The tit-for-tat expulsions on Monday underscore the volatility in East-West relations and an erosion of trust among former Cold War foes, as the West accuses Moscow of trying to destabilise it and the Kremlin rejects what it sees as foreign interference.
Kremlin spokesman Dmitry Peskov said the removal of the diplomats from Germany, Poland and Sweden - who Moscow accused of taking part in protests last month against jailed Kremlin critic Alexei Navalny - came a day before Mr Borrell's trip.
Germany's Foreign Office said its diplomat who was booted out by Moscow was only "carrying out his task of reporting on developments on the spot in a legal fashion". Sweden echoed Germany's stance, calling the expulsions by Moscow "unacceptable".
Poland's Foreign Ministry said it ordered a member of Russia's consulate in the city of Poznan to leave "in accordance with the principle of reciprocity and in coordination with Germany and Sweden".
Russia's Foreign Ministry spokesman Maria Zakharova said the three EU countries' actions were "unjustified, unfriendly and a continuation of the same series of actions the West is taking against our country, which we qualify as interference in internal affairs", according to Russian news agencies.
In a blog post released late on Sunday, Mr Borrell said his pleas to Russia to halt the expulsions were ignored. But the executive European Commission said it had no regrets about Mr Borrell's trip to Moscow last week, as Russia was on a course towards confrontation - which Mr Borrell sought to avert.

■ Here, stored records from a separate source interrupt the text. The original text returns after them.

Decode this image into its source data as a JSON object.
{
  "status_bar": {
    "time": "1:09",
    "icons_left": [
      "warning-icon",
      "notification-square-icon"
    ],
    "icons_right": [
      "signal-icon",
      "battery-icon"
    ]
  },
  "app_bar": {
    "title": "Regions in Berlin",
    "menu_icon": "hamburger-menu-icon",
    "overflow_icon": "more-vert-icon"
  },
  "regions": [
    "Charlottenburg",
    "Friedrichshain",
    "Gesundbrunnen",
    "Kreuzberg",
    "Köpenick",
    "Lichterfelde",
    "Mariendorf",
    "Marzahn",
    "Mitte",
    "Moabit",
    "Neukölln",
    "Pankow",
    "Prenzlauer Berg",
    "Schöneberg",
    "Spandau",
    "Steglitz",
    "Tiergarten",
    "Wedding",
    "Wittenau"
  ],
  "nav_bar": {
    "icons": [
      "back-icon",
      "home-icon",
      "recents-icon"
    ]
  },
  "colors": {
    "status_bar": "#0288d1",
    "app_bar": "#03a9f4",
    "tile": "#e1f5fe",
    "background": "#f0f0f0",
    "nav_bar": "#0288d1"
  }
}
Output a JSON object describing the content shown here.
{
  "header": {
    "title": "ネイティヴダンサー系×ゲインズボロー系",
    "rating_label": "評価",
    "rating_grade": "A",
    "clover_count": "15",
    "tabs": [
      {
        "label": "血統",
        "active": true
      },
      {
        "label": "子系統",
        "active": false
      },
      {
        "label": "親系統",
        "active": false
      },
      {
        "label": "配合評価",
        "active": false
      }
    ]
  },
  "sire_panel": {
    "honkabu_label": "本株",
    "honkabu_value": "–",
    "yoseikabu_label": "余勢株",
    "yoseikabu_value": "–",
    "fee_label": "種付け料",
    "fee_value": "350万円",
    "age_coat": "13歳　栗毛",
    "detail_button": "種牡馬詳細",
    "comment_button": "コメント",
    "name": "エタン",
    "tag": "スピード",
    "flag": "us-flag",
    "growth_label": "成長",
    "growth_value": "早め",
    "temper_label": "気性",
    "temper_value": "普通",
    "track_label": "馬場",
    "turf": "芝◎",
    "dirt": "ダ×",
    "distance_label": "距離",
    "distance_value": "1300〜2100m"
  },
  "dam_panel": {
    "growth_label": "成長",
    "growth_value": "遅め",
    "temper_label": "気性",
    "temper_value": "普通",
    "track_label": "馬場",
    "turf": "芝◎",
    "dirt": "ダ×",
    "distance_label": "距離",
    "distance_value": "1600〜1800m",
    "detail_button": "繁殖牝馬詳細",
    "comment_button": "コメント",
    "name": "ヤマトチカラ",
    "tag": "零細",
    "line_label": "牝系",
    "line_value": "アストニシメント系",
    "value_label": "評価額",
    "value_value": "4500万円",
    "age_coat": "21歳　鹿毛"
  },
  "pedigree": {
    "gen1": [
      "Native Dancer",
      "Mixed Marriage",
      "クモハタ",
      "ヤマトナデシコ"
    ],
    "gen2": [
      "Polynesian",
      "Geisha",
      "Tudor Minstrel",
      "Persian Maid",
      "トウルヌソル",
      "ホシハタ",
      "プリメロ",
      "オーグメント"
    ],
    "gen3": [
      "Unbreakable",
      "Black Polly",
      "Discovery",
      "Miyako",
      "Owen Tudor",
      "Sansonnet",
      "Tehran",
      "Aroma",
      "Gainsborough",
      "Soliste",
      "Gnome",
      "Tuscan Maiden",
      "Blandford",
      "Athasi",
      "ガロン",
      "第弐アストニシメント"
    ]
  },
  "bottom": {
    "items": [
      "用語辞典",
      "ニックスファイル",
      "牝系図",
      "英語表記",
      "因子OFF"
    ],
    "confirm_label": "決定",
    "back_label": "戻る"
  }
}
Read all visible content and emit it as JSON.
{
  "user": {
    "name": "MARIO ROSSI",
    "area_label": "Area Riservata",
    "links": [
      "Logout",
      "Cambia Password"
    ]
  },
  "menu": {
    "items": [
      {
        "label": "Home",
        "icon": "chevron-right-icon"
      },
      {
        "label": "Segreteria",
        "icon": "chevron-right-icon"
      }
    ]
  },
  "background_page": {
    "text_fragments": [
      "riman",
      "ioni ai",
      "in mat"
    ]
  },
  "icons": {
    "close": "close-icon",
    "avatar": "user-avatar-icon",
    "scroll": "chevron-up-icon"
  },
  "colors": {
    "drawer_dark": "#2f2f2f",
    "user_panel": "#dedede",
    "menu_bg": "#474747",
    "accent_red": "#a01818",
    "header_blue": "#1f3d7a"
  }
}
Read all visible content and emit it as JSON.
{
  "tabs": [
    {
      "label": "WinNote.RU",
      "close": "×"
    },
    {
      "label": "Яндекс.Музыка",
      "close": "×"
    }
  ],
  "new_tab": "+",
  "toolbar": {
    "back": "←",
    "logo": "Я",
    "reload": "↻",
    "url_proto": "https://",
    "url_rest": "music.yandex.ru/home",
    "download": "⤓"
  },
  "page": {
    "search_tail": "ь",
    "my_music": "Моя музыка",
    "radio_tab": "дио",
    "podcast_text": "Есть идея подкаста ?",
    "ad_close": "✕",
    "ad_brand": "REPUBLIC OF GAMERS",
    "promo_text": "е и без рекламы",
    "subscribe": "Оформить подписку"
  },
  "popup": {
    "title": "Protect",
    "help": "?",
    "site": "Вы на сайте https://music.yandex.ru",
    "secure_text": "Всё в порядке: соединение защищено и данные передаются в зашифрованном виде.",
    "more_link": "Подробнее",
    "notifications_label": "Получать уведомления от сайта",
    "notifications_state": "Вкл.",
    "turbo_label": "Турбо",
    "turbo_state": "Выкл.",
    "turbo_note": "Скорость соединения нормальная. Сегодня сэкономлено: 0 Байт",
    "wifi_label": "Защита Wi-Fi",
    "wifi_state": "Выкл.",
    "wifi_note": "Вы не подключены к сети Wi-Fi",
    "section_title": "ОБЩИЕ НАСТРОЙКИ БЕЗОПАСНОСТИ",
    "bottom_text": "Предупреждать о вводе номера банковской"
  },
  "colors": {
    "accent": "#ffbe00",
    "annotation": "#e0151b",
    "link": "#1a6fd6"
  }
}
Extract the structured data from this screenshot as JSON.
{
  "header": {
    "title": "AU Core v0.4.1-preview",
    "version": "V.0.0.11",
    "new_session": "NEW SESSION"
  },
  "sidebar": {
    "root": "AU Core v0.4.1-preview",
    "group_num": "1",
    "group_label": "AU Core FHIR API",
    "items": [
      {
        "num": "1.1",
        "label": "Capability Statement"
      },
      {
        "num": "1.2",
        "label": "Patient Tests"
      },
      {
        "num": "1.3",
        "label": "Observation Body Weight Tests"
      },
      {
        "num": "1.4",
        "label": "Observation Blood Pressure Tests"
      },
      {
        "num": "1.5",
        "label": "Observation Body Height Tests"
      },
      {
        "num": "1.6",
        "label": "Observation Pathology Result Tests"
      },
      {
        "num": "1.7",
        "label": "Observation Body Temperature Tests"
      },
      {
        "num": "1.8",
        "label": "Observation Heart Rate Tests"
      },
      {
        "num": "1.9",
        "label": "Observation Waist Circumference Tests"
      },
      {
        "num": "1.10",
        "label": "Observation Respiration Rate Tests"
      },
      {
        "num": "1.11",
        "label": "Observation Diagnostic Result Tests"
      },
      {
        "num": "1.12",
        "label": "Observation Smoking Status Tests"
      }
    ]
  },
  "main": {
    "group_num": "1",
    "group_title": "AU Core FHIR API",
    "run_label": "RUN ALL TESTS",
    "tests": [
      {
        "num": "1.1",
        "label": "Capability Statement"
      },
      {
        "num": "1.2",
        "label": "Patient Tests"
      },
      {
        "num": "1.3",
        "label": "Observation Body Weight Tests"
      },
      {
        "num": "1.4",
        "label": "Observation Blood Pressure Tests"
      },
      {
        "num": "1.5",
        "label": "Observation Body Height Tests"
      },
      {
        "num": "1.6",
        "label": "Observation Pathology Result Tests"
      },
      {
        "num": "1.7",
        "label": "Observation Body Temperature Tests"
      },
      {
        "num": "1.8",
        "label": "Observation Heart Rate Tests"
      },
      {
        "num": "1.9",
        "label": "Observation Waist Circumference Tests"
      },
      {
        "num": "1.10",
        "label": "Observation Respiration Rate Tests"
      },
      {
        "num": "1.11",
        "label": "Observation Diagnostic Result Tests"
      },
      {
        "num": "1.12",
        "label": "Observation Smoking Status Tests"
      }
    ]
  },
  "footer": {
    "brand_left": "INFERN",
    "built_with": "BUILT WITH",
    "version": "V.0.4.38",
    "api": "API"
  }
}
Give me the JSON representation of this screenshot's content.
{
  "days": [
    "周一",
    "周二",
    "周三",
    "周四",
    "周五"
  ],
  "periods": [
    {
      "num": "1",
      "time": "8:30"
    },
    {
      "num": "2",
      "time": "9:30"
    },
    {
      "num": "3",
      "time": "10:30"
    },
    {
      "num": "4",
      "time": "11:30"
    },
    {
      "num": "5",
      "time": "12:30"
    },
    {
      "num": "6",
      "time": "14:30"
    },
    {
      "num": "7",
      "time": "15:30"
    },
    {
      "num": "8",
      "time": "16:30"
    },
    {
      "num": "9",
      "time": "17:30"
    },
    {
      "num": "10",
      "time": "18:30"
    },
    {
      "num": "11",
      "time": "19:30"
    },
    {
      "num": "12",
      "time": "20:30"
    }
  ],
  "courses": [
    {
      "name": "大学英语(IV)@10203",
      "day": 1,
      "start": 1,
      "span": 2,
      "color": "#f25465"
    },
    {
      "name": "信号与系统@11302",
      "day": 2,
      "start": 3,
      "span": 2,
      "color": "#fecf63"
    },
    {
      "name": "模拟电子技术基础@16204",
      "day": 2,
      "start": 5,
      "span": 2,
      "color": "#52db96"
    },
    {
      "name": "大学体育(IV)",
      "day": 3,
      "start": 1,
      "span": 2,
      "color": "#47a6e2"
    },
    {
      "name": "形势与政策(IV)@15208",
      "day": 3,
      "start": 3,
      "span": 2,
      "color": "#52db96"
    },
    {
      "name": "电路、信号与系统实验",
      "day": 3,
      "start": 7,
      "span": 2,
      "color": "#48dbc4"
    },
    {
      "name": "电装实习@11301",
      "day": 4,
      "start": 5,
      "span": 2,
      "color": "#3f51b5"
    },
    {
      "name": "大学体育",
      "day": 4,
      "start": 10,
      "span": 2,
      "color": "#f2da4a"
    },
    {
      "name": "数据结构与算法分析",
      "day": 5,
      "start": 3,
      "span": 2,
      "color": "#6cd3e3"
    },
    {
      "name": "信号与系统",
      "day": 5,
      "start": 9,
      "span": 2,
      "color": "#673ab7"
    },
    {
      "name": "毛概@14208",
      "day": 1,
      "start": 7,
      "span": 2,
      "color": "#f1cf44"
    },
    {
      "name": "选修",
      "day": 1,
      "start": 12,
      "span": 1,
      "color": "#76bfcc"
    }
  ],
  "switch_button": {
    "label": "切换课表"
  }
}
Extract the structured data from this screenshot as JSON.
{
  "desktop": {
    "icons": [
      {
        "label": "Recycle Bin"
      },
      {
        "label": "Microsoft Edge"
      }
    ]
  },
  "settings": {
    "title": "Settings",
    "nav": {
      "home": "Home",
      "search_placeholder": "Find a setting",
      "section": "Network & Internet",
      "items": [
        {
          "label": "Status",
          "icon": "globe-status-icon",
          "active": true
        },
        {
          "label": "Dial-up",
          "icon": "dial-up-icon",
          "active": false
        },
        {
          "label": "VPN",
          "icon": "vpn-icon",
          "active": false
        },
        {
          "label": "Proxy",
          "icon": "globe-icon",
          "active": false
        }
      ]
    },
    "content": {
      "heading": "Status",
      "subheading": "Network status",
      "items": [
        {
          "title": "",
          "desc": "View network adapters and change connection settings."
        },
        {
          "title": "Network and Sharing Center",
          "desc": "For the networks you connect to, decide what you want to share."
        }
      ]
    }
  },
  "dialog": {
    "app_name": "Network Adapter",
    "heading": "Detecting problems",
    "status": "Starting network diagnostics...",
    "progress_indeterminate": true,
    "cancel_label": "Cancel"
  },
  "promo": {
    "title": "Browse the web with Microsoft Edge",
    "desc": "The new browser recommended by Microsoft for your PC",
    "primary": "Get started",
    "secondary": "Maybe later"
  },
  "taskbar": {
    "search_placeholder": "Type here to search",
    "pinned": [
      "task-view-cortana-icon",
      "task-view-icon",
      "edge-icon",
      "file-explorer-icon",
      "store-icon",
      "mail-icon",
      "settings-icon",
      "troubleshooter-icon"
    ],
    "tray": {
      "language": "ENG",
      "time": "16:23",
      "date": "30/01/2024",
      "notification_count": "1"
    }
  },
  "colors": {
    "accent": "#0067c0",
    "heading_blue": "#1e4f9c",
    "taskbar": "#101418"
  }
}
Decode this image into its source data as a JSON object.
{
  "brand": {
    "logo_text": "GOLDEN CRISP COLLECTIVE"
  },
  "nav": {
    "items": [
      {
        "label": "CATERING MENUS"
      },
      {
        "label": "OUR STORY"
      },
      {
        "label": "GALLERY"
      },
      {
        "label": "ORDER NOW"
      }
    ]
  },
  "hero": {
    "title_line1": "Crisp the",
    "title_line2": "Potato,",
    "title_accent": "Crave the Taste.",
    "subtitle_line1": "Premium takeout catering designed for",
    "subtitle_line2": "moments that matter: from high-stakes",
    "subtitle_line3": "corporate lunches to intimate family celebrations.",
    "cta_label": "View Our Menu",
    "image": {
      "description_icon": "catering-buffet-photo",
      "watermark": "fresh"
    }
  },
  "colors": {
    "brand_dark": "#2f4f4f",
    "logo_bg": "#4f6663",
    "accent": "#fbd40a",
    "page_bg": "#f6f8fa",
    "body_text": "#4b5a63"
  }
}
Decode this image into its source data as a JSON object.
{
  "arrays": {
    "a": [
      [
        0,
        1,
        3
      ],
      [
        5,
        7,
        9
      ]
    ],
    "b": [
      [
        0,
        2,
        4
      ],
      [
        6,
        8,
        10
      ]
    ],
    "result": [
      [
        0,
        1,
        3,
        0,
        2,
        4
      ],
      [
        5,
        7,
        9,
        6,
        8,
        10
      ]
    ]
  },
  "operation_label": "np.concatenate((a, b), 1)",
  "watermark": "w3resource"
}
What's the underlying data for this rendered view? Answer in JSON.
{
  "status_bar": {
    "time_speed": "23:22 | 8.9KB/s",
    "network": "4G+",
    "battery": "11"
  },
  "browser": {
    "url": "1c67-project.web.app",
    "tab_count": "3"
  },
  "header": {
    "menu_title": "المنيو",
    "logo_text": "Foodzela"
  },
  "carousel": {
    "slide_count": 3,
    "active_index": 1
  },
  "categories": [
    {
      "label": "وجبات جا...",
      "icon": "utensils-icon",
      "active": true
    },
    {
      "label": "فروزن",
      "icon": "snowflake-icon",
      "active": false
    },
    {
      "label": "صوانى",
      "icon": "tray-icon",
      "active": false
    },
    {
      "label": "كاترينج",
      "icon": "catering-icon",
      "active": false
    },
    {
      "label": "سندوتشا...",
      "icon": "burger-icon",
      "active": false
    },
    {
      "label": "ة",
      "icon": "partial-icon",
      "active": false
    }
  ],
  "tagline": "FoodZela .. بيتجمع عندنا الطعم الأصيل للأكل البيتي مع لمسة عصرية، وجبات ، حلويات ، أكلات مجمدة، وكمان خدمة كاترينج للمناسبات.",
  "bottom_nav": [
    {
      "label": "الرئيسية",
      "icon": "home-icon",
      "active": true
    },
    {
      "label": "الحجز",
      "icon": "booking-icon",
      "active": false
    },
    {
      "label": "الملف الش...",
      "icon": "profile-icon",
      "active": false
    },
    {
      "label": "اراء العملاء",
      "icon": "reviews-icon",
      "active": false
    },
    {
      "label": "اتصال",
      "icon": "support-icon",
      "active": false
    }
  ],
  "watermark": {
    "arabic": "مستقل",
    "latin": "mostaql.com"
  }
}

"The trip was necessary. One doesn't give up on a trip because it looks difficult," Commission spokesman Eric Mamer said. "A trip is not a success or a failure on the basis of what happens during a particular moment."
Mr Peskov said Russian officials "were not the initiators of the collapse in relations".
Mr Borrell was yesterday set to address the European Parliament, which has called for sanctions to stop the completion of the Nord Stream 2 energy pipeline between Russia and Germany.
Some EU states are now intensifying a push for new Western sanctions against Moscow.
Poland on Monday convened a two-hour-long video call with EU states that was joined by envoys from Britain, the United States, Canada and Ukraine, as well as Navalny's allies, Mr Vladimir Ashurkov and Mr Leonid Volkov, to discuss policy on Russia.
Navalny was jailed on Feb 2 after a Russian court ruled he had violated the terms of a suspended sentence in an embezzlement case that he says was trumped up.
Mr Borrell went to Moscow to seek Navalny's release and to try to relaunch EU-Russia relations.
But in Sunday's blog post, he wrote that the trip had been "very complicated".
"Russia is progressively disconnecting itself from Europe and looking at democratic values as an existential threat," Mr Borrell wrote. "It will be for member states to decide the next steps, and yes, these could include sanctions."
EU foreign ministers will discuss Russia on Feb 22.
Russia has been under Western economic sanctions since it annexed Crimea from Ukraine in 2014, but it is also a major energy supplier that helped the West in areas such as upholding the 2015 nuclear deal with Iran.